**Stored items:**
↓

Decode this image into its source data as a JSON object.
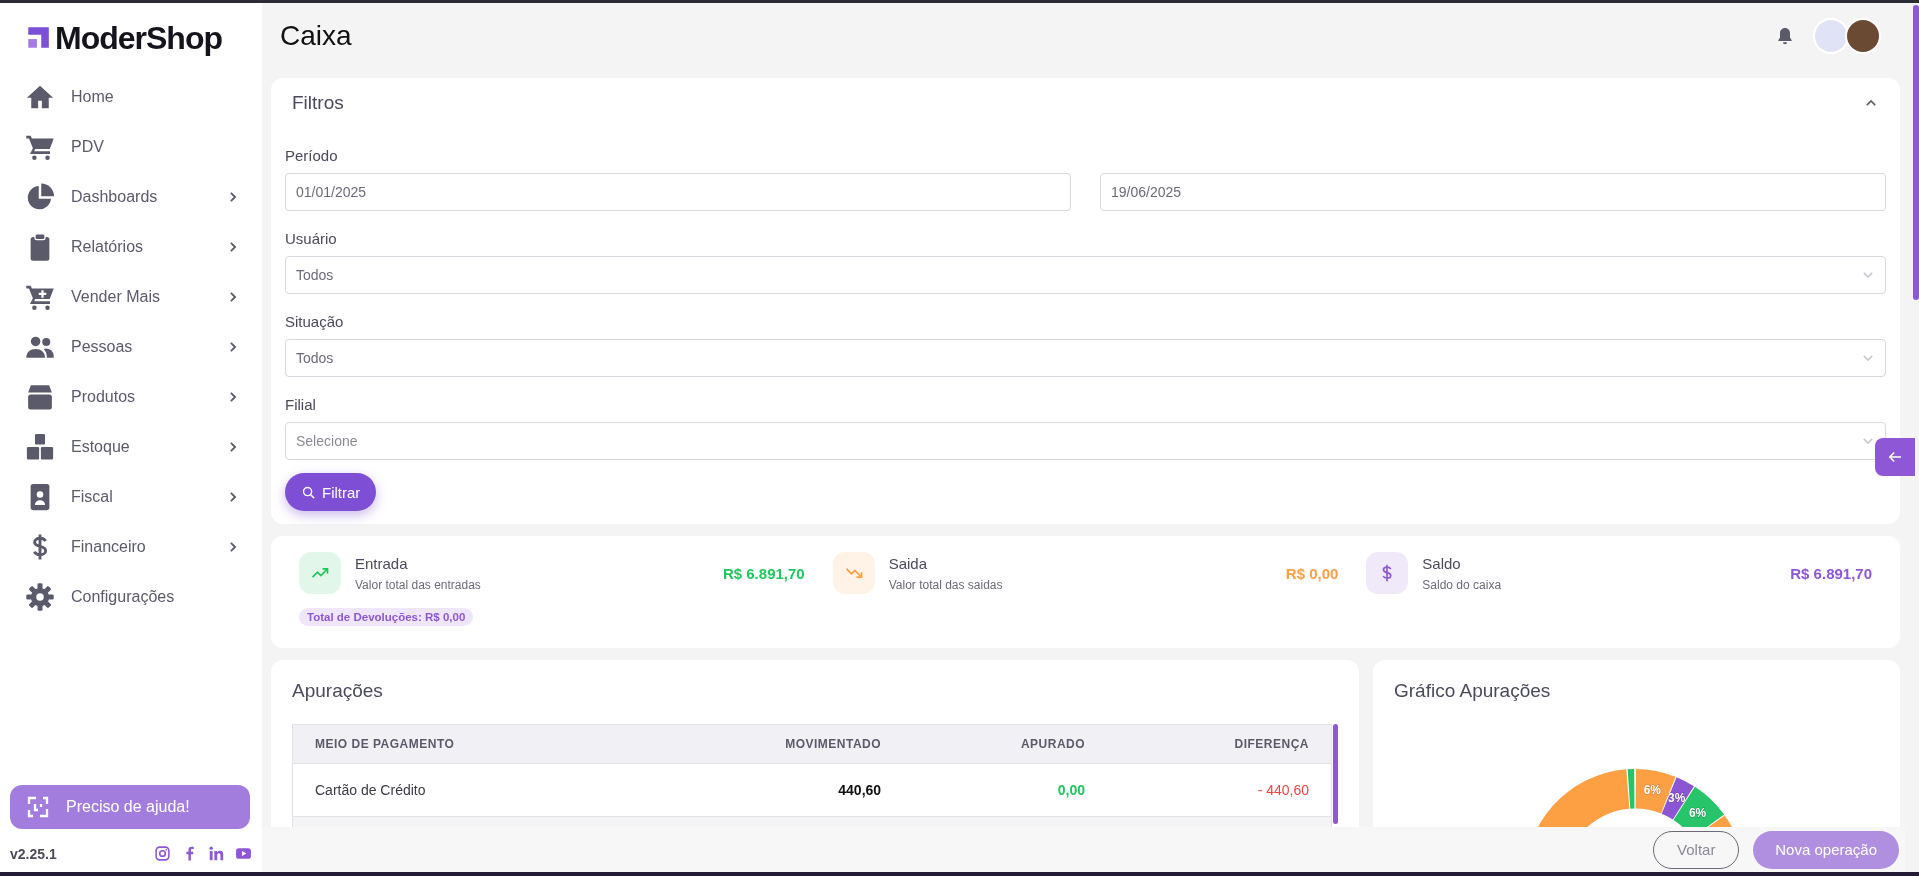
{
  "brand": {
    "name": "ModerShop"
  },
  "sidebar": {
    "items": [
      {
        "label": "Home",
        "expandable": false
      },
      {
        "label": "PDV",
        "expandable": false
      },
      {
        "label": "Dashboards",
        "expandable": true
      },
      {
        "label": "Relatórios",
        "expandable": true
      },
      {
        "label": "Vender Mais",
        "expandable": true
      },
      {
        "label": "Pessoas",
        "expandable": true
      },
      {
        "label": "Produtos",
        "expandable": true
      },
      {
        "label": "Estoque",
        "expandable": true
      },
      {
        "label": "Fiscal",
        "expandable": true
      },
      {
        "label": "Financeiro",
        "expandable": true
      },
      {
        "label": "Configurações",
        "expandable": false
      }
    ],
    "help_button": "Preciso de ajuda!",
    "version": "v2.25.1"
  },
  "header": {
    "title": "Caixa"
  },
  "filters": {
    "title": "Filtros",
    "expanded": true,
    "fields": [
      {
        "label": "Período",
        "kind": "date_range",
        "values": [
          "01/01/2025",
          "19/06/2025"
        ]
      },
      {
        "label": "Usuário",
        "kind": "select",
        "value": "Todos"
      },
      {
        "label": "Situação",
        "kind": "select",
        "value": "Todos"
      },
      {
        "label": "Filial",
        "kind": "select",
        "placeholder": "Selecione"
      }
    ],
    "button": "Filtrar"
  },
  "summary": {
    "items": [
      {
        "title": "Entrada",
        "subtitle": "Valor total das entradas",
        "value": "R$ 6.891,70",
        "color": "#22c55e"
      },
      {
        "title": "Saida",
        "subtitle": "Valor total das saidas",
        "value": "R$ 0,00",
        "color": "#ff9f43"
      },
      {
        "title": "Saldo",
        "subtitle": "Saldo do caixa",
        "value": "R$ 6.891,70",
        "color": "#8e57d6"
      }
    ],
    "badge": "Total de Devoluções: R$ 0,00"
  },
  "apuracoes": {
    "title": "Apurações",
    "columns": [
      "MEIO DE PAGAMENTO",
      "MOVIMENTADO",
      "APURADO",
      "DIFERENÇA"
    ],
    "rows": [
      {
        "cells": [
          "Cartão de Crédito",
          "440,60",
          "0,00",
          "- 440,60"
        ]
      }
    ]
  },
  "chart": {
    "title": "Gráfico Apurações",
    "labels": [
      "6%",
      "3%",
      "6%"
    ]
  },
  "footer": {
    "buttons": [
      {
        "label": "Voltar",
        "kind": "outline"
      },
      {
        "label": "Nova operação",
        "kind": "primary"
      }
    ]
  }
}
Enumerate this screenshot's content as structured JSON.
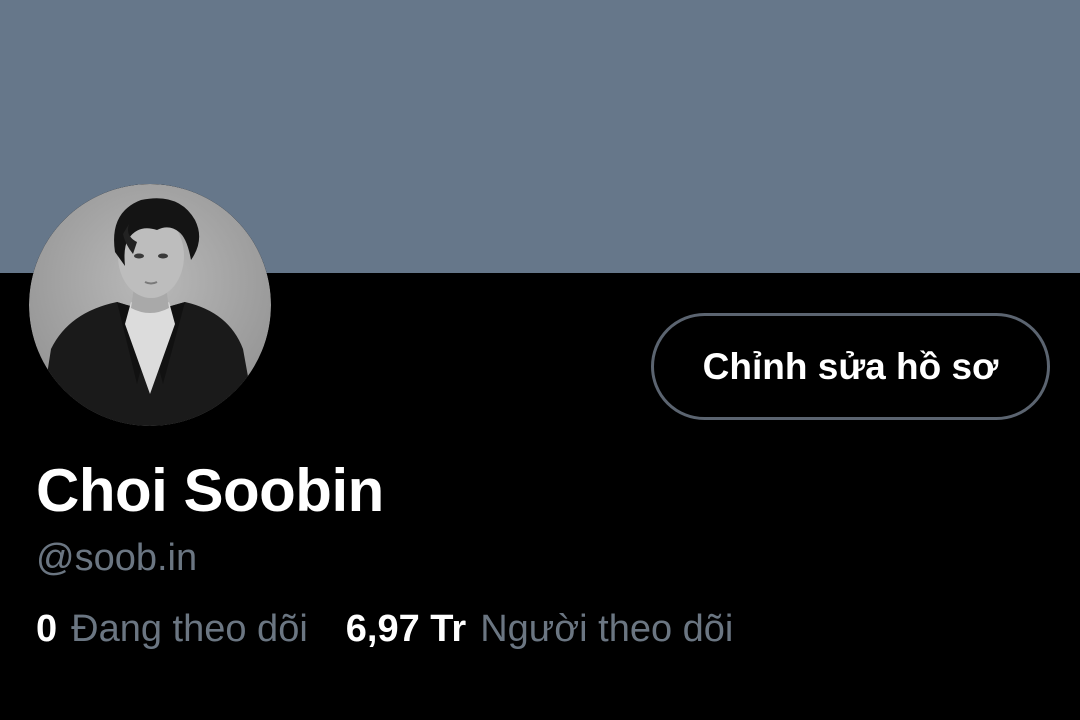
{
  "profile": {
    "display_name": "Choi Soobin",
    "handle": "@soob.in",
    "avatar_icon": "profile-photo",
    "banner_color": "#66778a"
  },
  "actions": {
    "edit_profile_label": "Chỉnh sửa hồ sơ"
  },
  "stats": {
    "following_count": "0",
    "following_label": "Đang theo dõi",
    "followers_count": "6,97 Tr",
    "followers_label": "Người theo dõi"
  },
  "colors": {
    "background": "#000000",
    "muted_text": "#6b7682",
    "button_border": "#5b6470"
  }
}
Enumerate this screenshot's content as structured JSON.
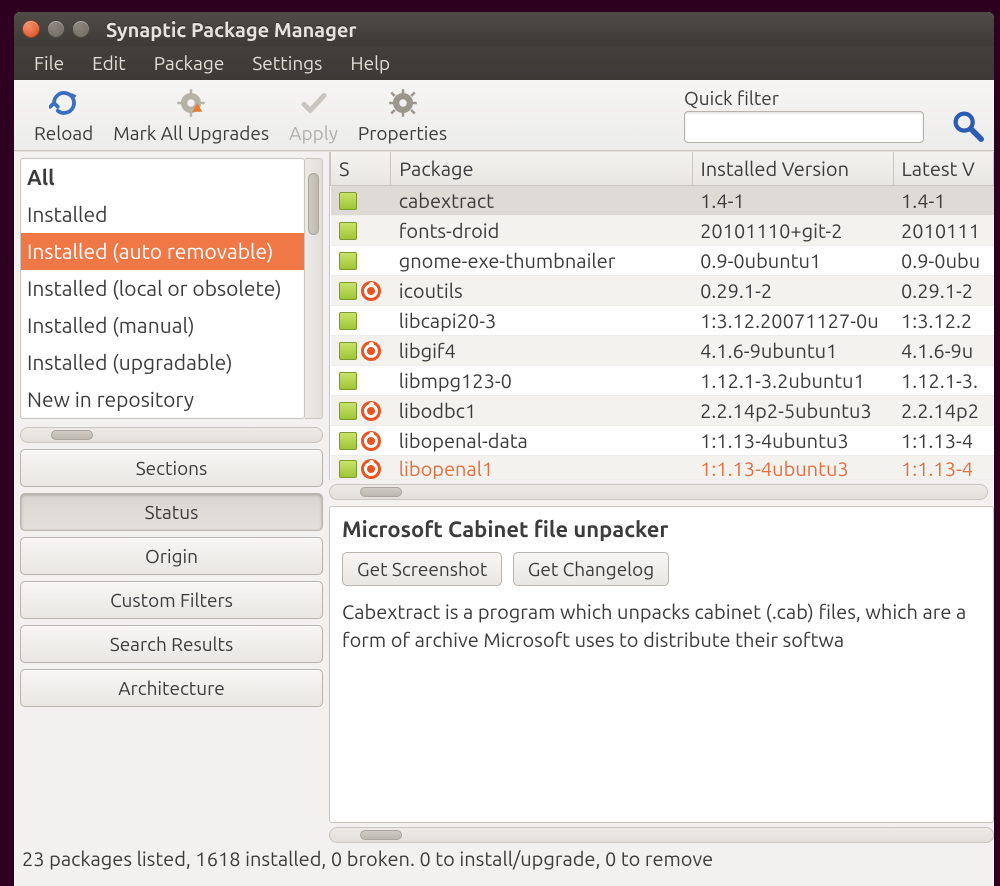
{
  "window": {
    "title": "Synaptic Package Manager"
  },
  "menu": {
    "items": [
      "File",
      "Edit",
      "Package",
      "Settings",
      "Help"
    ]
  },
  "toolbar": {
    "reload": "Reload",
    "mark_all": "Mark All Upgrades",
    "apply": "Apply",
    "properties": "Properties",
    "quick_filter_label": "Quick filter",
    "quick_filter_value": ""
  },
  "sidebar": {
    "filters": [
      "All",
      "Installed",
      "Installed (auto removable)",
      "Installed (local or obsolete)",
      "Installed (manual)",
      "Installed (upgradable)",
      "New in repository"
    ],
    "selected_index": 2,
    "buttons": {
      "sections": "Sections",
      "status": "Status",
      "origin": "Origin",
      "custom_filters": "Custom Filters",
      "search_results": "Search Results",
      "architecture": "Architecture"
    },
    "active_button": "status"
  },
  "table": {
    "headers": {
      "s": "S",
      "package": "Package",
      "installed": "Installed Version",
      "latest": "Latest V"
    },
    "selected_row": 0,
    "rows": [
      {
        "ubuntu": false,
        "name": "cabextract",
        "installed": "1.4-1",
        "latest": "1.4-1"
      },
      {
        "ubuntu": false,
        "name": "fonts-droid",
        "installed": "20101110+git-2",
        "latest": "2010111"
      },
      {
        "ubuntu": false,
        "name": "gnome-exe-thumbnailer",
        "installed": "0.9-0ubuntu1",
        "latest": "0.9-0ubu"
      },
      {
        "ubuntu": true,
        "name": "icoutils",
        "installed": "0.29.1-2",
        "latest": "0.29.1-2"
      },
      {
        "ubuntu": false,
        "name": "libcapi20-3",
        "installed": "1:3.12.20071127-0u",
        "latest": "1:3.12.2"
      },
      {
        "ubuntu": true,
        "name": "libgif4",
        "installed": "4.1.6-9ubuntu1",
        "latest": "4.1.6-9u"
      },
      {
        "ubuntu": false,
        "name": "libmpg123-0",
        "installed": "1.12.1-3.2ubuntu1",
        "latest": "1.12.1-3."
      },
      {
        "ubuntu": true,
        "name": "libodbc1",
        "installed": "2.2.14p2-5ubuntu3",
        "latest": "2.2.14p2"
      },
      {
        "ubuntu": true,
        "name": "libopenal-data",
        "installed": "1:1.13-4ubuntu3",
        "latest": "1:1.13-4"
      },
      {
        "ubuntu": true,
        "name": "libopenal1",
        "installed": "1:1.13-4ubuntu3",
        "latest": "1:1.13-4"
      }
    ]
  },
  "detail": {
    "title": "Microsoft Cabinet file unpacker",
    "get_screenshot": "Get Screenshot",
    "get_changelog": "Get Changelog",
    "description": "Cabextract is a program which unpacks cabinet (.cab) files, which are a form of archive Microsoft uses to distribute their softwa"
  },
  "status": "23 packages listed, 1618 installed, 0 broken. 0 to install/upgrade, 0 to remove"
}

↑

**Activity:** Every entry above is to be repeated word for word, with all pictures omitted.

**Answer section:**
Decode this image into its source data as a JSON object.
{
  "brand": {
    "name": "ModerShop"
  },
  "sidebar": {
    "items": [
      {
        "label": "Home",
        "expandable": false
      },
      {
        "label": "PDV",
        "expandable": false
      },
      {
        "label": "Dashboards",
        "expandable": true
      },
      {
        "label": "Relatórios",
        "expandable": true
      },
      {
        "label": "Vender Mais",
        "expandable": true
      },
      {
        "label": "Pessoas",
        "expandable": true
      },
      {
        "label": "Produtos",
        "expandable": true
      },
      {
        "label": "Estoque",
        "expandable": true
      },
      {
        "label": "Fiscal",
        "expandable": true
      },
      {
        "label": "Financeiro",
        "expandable": true
      },
      {
        "label": "Configurações",
        "expandable": false
      }
    ],
    "help_button": "Preciso de ajuda!",
    "version": "v2.25.1"
  },
  "header": {
    "title": "Caixa"
  },
  "filters": {
    "title": "Filtros",
    "expanded": true,
    "fields": [
      {
        "label": "Período",
        "kind": "date_range",
        "values": [
          "01/01/2025",
          "19/06/2025"
        ]
      },
      {
        "label": "Usuário",
        "kind": "select",
        "value": "Todos"
      },
      {
        "label": "Situação",
        "kind": "select",
        "value": "Todos"
      },
      {
        "label": "Filial",
        "kind": "select",
        "placeholder": "Selecione"
      }
    ],
    "button": "Filtrar"
  },
  "summary": {
    "items": [
      {
        "title": "Entrada",
        "subtitle": "Valor total das entradas",
        "value": "R$ 6.891,70",
        "color": "#22c55e"
      },
      {
        "title": "Saida",
        "subtitle": "Valor total das saidas",
        "value": "R$ 0,00",
        "color": "#ff9f43"
      },
      {
        "title": "Saldo",
        "subtitle": "Saldo do caixa",
        "value": "R$ 6.891,70",
        "color": "#8e57d6"
      }
    ],
    "badge": "Total de Devoluções: R$ 0,00"
  },
  "apuracoes": {
    "title": "Apurações",
    "columns": [
      "MEIO DE PAGAMENTO",
      "MOVIMENTADO",
      "APURADO",
      "DIFERENÇA"
    ],
    "rows": [
      {
        "cells": [
          "Cartão de Crédito",
          "440,60",
          "0,00",
          "- 440,60"
        ]
      }
    ]
  },
  "chart": {
    "title": "Gráfico Apurações",
    "labels": [
      "6%",
      "3%",
      "6%"
    ]
  },
  "footer": {
    "buttons": [
      {
        "label": "Voltar",
        "kind": "outline"
      },
      {
        "label": "Nova operação",
        "kind": "primary"
      }
    ]
  }
}
Enumerate this screenshot's content as structured JSON.
{
  "profile": {
    "display_name": "Choi Soobin",
    "handle": "@soob.in",
    "avatar_icon": "profile-photo",
    "banner_color": "#66778a"
  },
  "actions": {
    "edit_profile_label": "Chỉnh sửa hồ sơ"
  },
  "stats": {
    "following_count": "0",
    "following_label": "Đang theo dõi",
    "followers_count": "6,97 Tr",
    "followers_label": "Người theo dõi"
  },
  "colors": {
    "background": "#000000",
    "muted_text": "#6b7682",
    "button_border": "#5b6470"
  }
}
Enumerate this screenshot's content as structured JSON.
{
  "window": {
    "title": "Synaptic Package Manager"
  },
  "menu": {
    "items": [
      "File",
      "Edit",
      "Package",
      "Settings",
      "Help"
    ]
  },
  "toolbar": {
    "reload": "Reload",
    "mark_all": "Mark All Upgrades",
    "apply": "Apply",
    "properties": "Properties",
    "quick_filter_label": "Quick filter",
    "quick_filter_value": ""
  },
  "sidebar": {
    "filters": [
      "All",
      "Installed",
      "Installed (auto removable)",
      "Installed (local or obsolete)",
      "Installed (manual)",
      "Installed (upgradable)",
      "New in repository"
    ],
    "selected_index": 2,
    "buttons": {
      "sections": "Sections",
      "status": "Status",
      "origin": "Origin",
      "custom_filters": "Custom Filters",
      "search_results": "Search Results",
      "architecture": "Architecture"
    },
    "active_button": "status"
  },
  "table": {
    "headers": {
      "s": "S",
      "package": "Package",
      "installed": "Installed Version",
      "latest": "Latest V"
    },
    "selected_row": 0,
    "rows": [
      {
        "ubuntu": false,
        "name": "cabextract",
        "installed": "1.4-1",
        "latest": "1.4-1"
      },
      {
        "ubuntu": false,
        "name": "fonts-droid",
        "installed": "20101110+git-2",
        "latest": "2010111"
      },
      {
        "ubuntu": false,
        "name": "gnome-exe-thumbnailer",
        "installed": "0.9-0ubuntu1",
        "latest": "0.9-0ubu"
      },
      {
        "ubuntu": true,
        "name": "icoutils",
        "installed": "0.29.1-2",
        "latest": "0.29.1-2"
      },
      {
        "ubuntu": false,
        "name": "libcapi20-3",
        "installed": "1:3.12.20071127-0u",
        "latest": "1:3.12.2"
      },
      {
        "ubuntu": true,
        "name": "libgif4",
        "installed": "4.1.6-9ubuntu1",
        "latest": "4.1.6-9u"
      },
      {
        "ubuntu": false,
        "name": "libmpg123-0",
        "installed": "1.12.1-3.2ubuntu1",
        "latest": "1.12.1-3."
      },
      {
        "ubuntu": true,
        "name": "libodbc1",
        "installed": "2.2.14p2-5ubuntu3",
        "latest": "2.2.14p2"
      },
      {
        "ubuntu": true,
        "name": "libopenal-data",
        "installed": "1:1.13-4ubuntu3",
        "latest": "1:1.13-4"
      },
      {
        "ubuntu": true,
        "name": "libopenal1",
        "installed": "1:1.13-4ubuntu3",
        "latest": "1:1.13-4"
      }
    ]
  },
  "detail": {
    "title": "Microsoft Cabinet file unpacker",
    "get_screenshot": "Get Screenshot",
    "get_changelog": "Get Changelog",
    "description": "Cabextract is a program which unpacks cabinet (.cab) files, which are a form of archive Microsoft uses to distribute their softwa"
  },
  "status": "23 packages listed, 1618 installed, 0 broken. 0 to install/upgrade, 0 to remove"
}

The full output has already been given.